EXERCISE INSTRUCTIONS. Go over the listing that follows and work out how many lines have the string "true"; reply with the number by itself.

EXERCISE DATA.
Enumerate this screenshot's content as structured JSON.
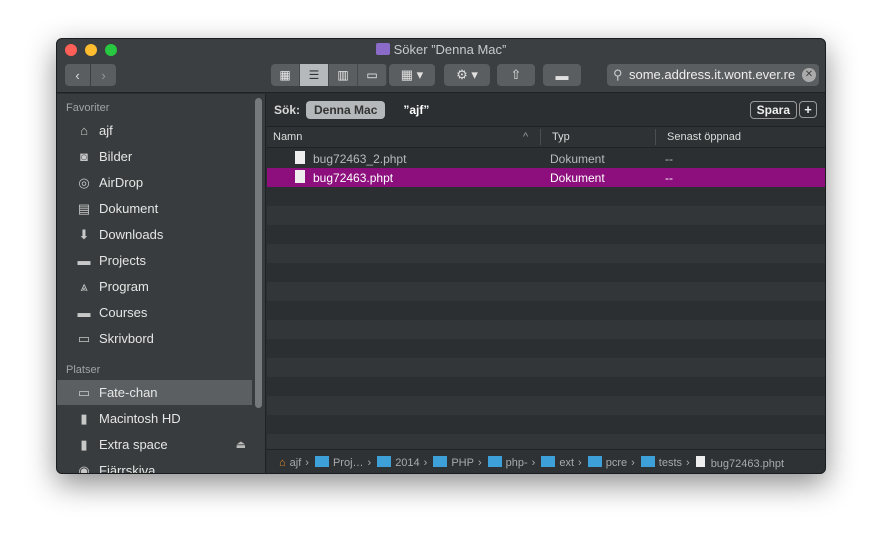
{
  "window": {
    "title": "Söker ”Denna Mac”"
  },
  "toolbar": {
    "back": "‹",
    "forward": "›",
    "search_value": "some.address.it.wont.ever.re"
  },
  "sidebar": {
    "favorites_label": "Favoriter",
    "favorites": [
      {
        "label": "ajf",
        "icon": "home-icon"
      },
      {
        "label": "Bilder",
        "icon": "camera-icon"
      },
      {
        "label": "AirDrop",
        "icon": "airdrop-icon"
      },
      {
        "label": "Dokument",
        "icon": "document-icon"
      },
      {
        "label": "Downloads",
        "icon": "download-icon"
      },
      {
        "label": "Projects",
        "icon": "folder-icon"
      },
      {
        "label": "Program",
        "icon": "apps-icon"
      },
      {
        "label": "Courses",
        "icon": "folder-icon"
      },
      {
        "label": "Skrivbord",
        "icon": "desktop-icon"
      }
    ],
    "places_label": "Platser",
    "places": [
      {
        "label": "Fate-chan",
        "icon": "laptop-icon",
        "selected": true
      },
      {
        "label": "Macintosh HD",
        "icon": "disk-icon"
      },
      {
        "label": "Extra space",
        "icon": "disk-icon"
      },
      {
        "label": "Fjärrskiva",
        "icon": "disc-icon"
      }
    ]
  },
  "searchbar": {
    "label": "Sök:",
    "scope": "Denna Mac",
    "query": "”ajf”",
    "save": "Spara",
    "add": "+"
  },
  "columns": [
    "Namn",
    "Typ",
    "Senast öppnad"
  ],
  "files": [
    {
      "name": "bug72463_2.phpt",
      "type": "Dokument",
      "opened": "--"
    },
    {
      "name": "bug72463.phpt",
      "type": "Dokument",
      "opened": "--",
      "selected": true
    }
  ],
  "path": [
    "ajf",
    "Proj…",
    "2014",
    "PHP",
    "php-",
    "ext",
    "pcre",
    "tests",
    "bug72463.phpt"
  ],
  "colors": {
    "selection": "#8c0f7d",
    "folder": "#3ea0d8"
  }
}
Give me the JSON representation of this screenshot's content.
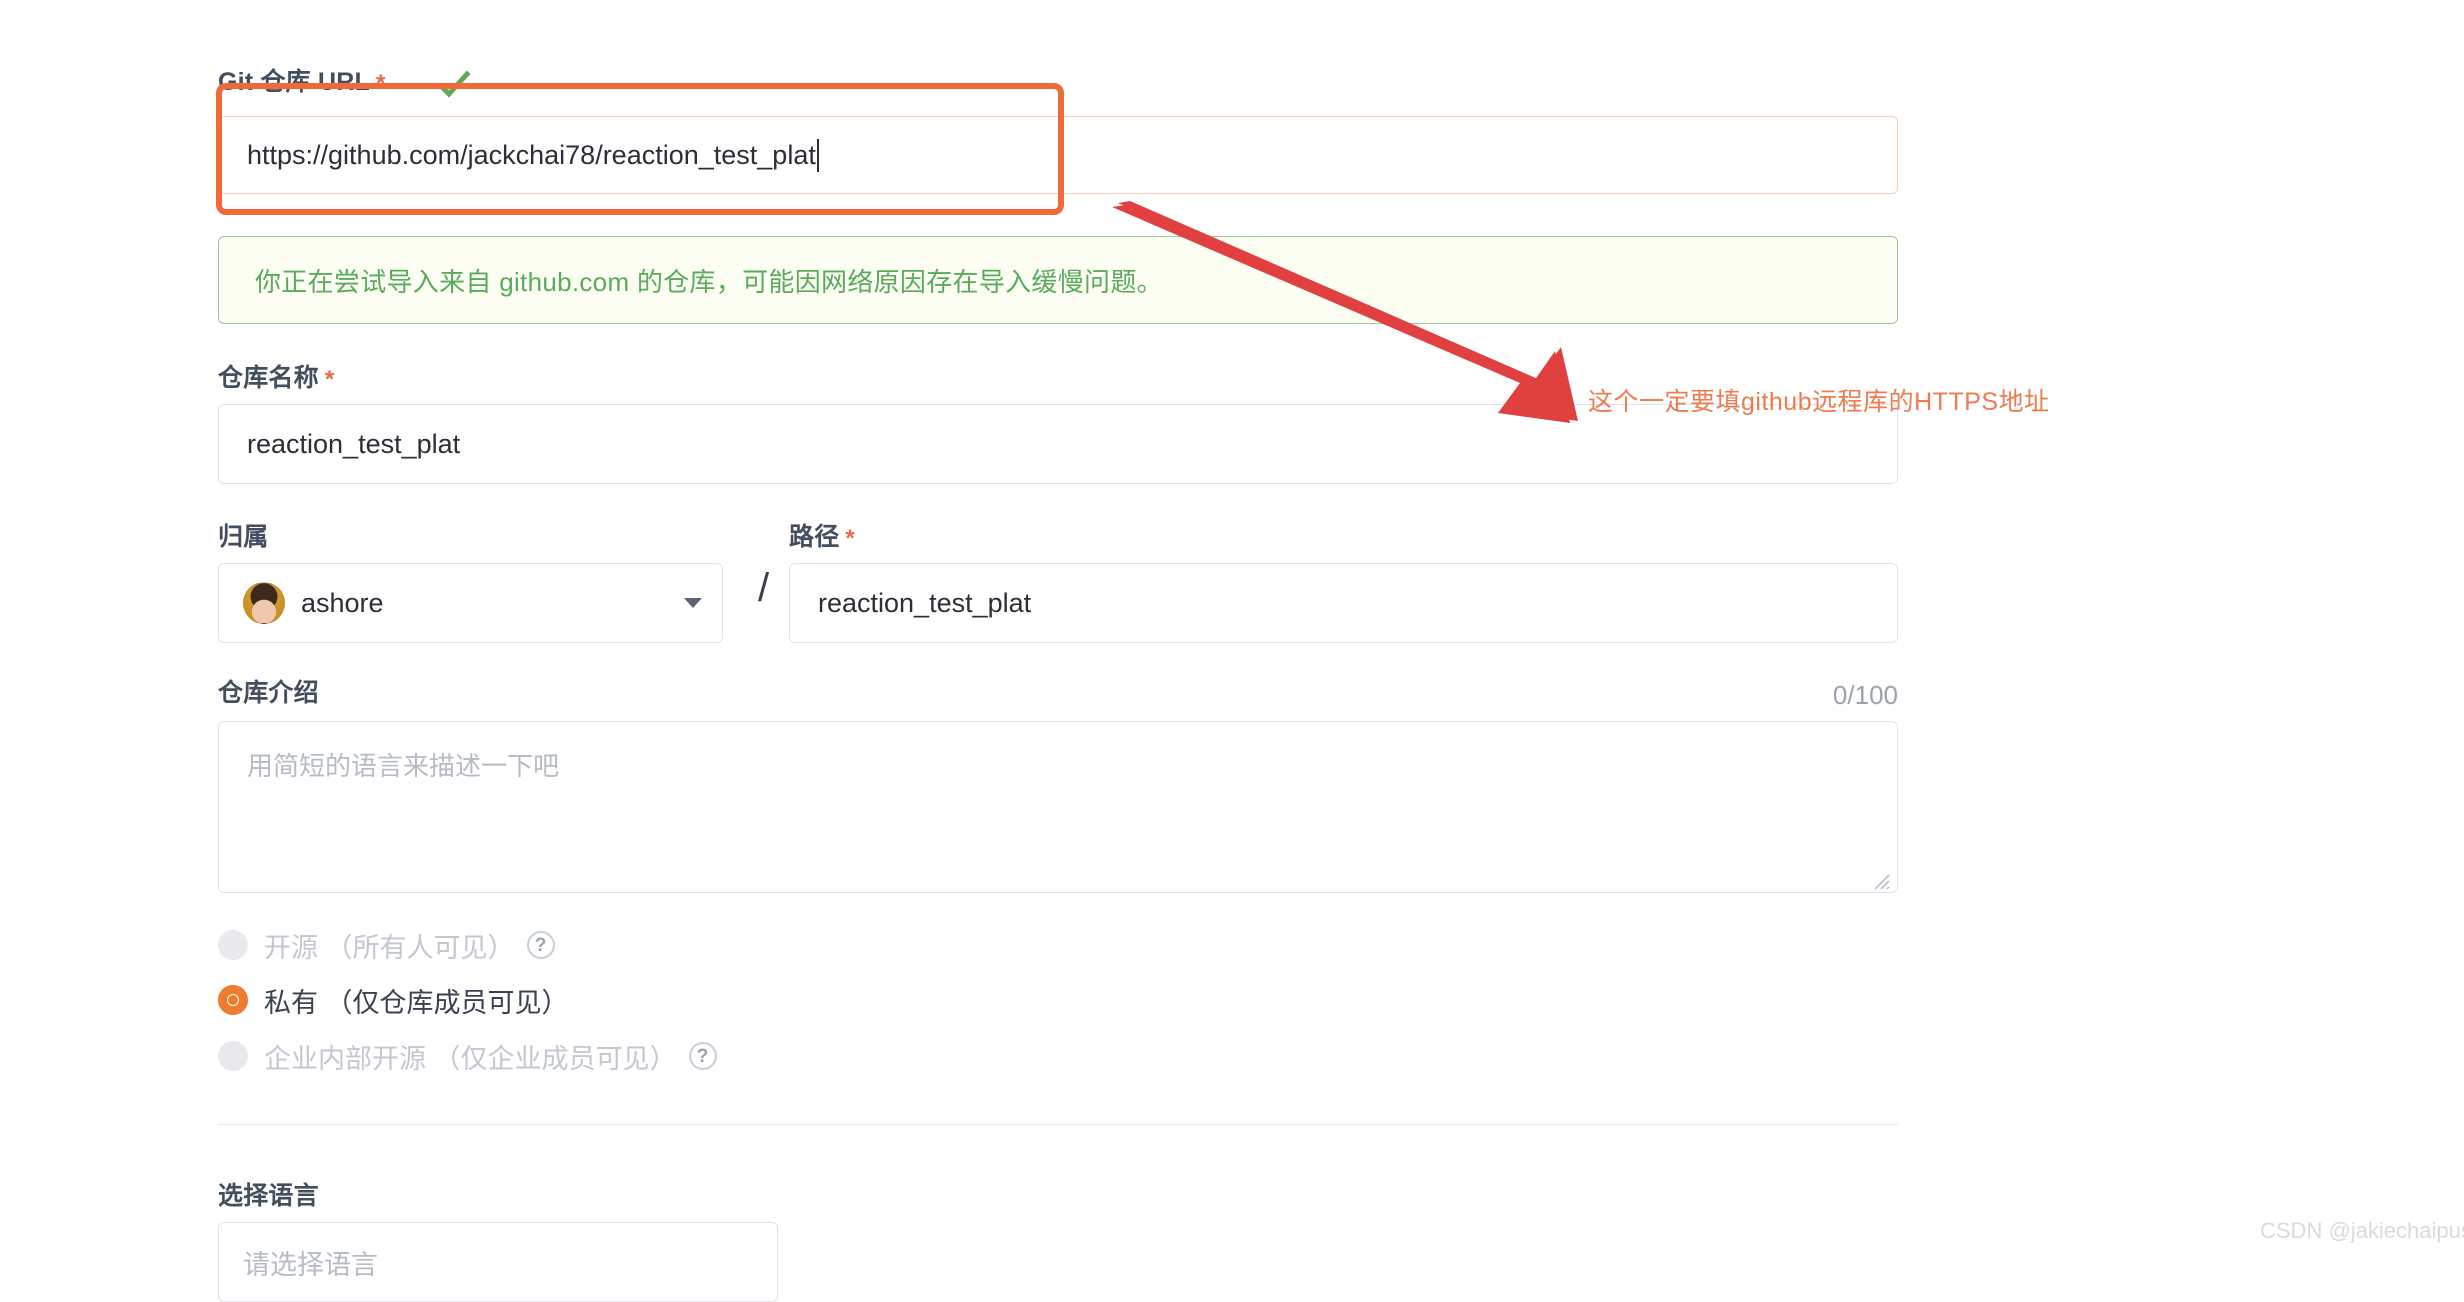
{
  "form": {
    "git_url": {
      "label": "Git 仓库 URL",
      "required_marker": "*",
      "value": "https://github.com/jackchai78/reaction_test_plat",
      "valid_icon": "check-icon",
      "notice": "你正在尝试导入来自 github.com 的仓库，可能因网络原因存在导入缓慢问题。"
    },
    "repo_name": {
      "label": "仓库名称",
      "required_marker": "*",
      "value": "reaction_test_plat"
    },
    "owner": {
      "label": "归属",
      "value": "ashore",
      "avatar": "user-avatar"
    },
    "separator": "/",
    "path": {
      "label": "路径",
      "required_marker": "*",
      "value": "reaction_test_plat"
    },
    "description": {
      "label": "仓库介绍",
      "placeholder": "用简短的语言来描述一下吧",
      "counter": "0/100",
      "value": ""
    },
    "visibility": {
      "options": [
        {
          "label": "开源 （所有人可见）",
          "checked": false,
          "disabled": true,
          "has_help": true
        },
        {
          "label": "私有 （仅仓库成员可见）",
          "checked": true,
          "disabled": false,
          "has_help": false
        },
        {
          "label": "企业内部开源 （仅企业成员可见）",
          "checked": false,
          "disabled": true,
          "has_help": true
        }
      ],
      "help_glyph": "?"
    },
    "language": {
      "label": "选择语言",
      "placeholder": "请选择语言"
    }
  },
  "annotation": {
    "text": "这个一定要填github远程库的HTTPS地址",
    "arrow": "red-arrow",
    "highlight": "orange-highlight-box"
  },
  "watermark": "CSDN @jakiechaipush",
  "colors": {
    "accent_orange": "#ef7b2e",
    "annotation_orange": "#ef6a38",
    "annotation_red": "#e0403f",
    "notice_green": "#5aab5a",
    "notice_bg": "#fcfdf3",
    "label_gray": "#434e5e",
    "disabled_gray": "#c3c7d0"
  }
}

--

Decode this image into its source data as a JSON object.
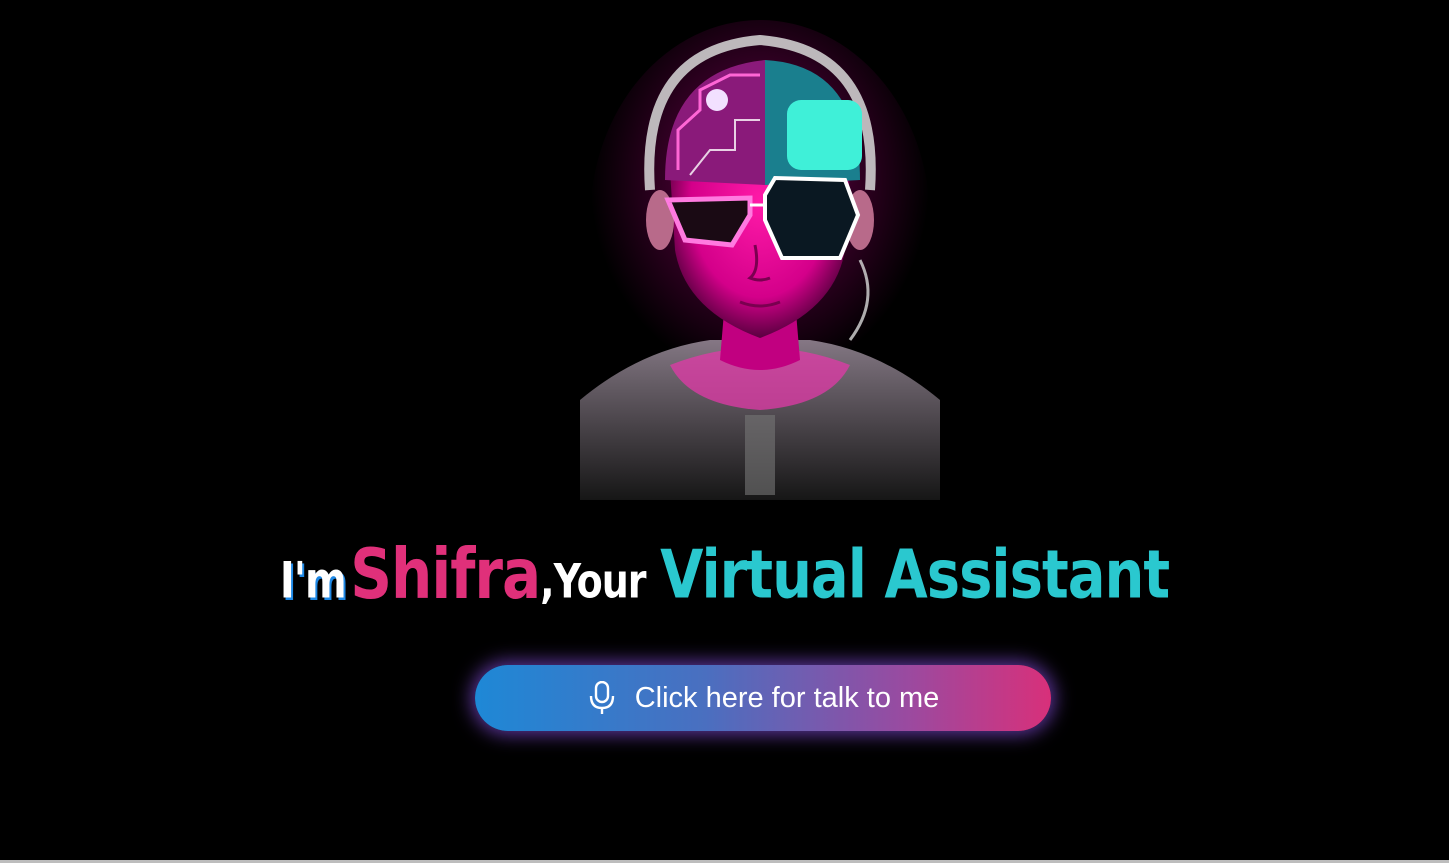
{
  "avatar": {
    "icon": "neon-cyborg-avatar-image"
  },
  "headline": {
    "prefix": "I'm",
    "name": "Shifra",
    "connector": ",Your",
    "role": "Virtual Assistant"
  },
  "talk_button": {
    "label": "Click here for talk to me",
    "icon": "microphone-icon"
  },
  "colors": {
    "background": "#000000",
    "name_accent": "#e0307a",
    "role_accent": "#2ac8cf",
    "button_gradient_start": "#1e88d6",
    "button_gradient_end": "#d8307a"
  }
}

SOLUTION FOR THIS EXERCISE. 7